So-called elephant grass could be the long-promised biomass fuel tipped to solve the world's energy problems, according to researchers in the US and Ireland.
Katharine Sanderson/Dublin, Ireland
So-called elephant grass could be the long-promised biomass fuel tipped to solve the world’s energy problems, according to researchers in the US and Ireland.
Steve Long from the University of Illinois advocates the use of elephant grass, Miscanthus giganteus, to fuel power stations. ’Biomass crops are not just a minor potential operation, they can really meet very significant amounts of our energy requirements,’ said Long.
’If you’re thinking about mitigating rising carbon dioxide you need crops that are going to yield a lot of material but with very small input,’ said Long. And he says the perennial grass is a contender. If 80 per cent of land in Illinois was given over to elephant grass, he claims, the dry matter produced would provide enough electricity for the entire state - including the city of Chicago.
Mike Jones, from Trinity College Dublin, has used a model to determine how much grass would be needed to power different areas of Europe. Jones claims that if 10 per cent of Ireland’s arable land were given over to the grass, taking into account different growing conditions and climates, ’as much as 30 per cent of the energy requirements for the country could be provided.’

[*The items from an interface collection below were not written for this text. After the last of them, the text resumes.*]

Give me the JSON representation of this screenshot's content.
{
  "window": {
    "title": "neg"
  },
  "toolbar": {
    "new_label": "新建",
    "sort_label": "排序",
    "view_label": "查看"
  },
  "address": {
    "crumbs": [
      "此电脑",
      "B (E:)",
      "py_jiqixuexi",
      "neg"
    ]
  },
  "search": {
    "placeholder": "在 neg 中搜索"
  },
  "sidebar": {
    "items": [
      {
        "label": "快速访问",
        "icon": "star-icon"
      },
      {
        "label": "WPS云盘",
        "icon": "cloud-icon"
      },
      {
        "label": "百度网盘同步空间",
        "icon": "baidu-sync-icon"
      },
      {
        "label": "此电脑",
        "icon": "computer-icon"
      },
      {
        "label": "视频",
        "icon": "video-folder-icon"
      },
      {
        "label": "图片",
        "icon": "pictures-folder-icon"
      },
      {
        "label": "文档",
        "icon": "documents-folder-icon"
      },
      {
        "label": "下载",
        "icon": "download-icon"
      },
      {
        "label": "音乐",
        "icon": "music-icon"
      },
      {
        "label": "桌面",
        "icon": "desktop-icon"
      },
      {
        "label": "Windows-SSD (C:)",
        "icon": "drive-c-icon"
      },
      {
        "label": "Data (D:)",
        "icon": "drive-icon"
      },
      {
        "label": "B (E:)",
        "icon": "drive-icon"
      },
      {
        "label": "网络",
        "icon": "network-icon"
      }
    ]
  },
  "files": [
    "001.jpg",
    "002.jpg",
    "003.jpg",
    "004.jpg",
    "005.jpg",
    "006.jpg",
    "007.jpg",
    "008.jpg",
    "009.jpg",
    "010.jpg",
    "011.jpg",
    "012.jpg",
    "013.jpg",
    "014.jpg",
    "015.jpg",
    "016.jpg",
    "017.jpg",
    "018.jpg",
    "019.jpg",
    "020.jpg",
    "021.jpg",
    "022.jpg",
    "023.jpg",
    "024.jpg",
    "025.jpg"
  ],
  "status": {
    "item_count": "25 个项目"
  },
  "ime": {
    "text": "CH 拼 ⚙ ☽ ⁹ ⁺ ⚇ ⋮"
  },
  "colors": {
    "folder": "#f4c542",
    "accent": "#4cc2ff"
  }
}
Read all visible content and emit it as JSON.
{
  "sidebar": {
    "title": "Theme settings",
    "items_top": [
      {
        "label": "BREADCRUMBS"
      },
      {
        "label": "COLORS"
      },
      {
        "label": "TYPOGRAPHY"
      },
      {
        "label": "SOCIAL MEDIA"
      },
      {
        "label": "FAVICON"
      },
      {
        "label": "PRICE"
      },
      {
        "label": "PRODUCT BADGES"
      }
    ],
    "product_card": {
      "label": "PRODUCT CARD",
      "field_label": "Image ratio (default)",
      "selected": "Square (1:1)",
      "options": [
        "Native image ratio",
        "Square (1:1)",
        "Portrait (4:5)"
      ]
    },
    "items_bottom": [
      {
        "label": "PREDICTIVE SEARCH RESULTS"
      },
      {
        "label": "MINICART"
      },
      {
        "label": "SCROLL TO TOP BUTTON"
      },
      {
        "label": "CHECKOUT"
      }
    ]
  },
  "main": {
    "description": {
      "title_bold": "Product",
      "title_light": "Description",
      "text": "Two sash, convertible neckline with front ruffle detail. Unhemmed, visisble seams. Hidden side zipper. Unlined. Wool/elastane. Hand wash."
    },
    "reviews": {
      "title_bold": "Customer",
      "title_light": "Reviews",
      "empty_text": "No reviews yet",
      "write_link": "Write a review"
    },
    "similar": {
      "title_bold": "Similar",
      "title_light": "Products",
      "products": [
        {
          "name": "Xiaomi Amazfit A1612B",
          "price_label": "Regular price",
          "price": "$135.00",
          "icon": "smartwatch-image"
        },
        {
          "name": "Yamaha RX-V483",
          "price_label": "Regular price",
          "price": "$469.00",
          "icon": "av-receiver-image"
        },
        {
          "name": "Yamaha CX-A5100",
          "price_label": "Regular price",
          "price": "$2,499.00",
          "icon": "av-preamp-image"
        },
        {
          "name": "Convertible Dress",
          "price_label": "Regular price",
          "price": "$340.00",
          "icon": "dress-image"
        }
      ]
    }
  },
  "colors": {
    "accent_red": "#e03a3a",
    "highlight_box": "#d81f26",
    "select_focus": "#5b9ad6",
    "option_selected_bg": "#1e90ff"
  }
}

Miscanthus has been trialled throughout Europe, and Long based his US work on these trials. Climatic conditions in the US mean that the grass can grow up to 14 feet high and can produce up to 60 tonnes of dry fuel per hectare. Hayfever sufferers need not worry about fields of sneeze-inducing grass, the hybrid plant is sterile so produces no pollen. Aside from this, the major benefit of a sterile plant is that it does not spread to surrounding land.
For countries looking to reach their Kyoto carbon dioxide limits, elephant grass could help. ’In terms of Kyoto it would be considered carbon neutral,’ said Long. ’As the plant grows it’s pulling carbon dioxide out of the air, when you burn it you put that carbon dioxide back, so the net effect on atmospheric CO2 is zero.’ Long presented his data at the British Association festival of science in Dublin.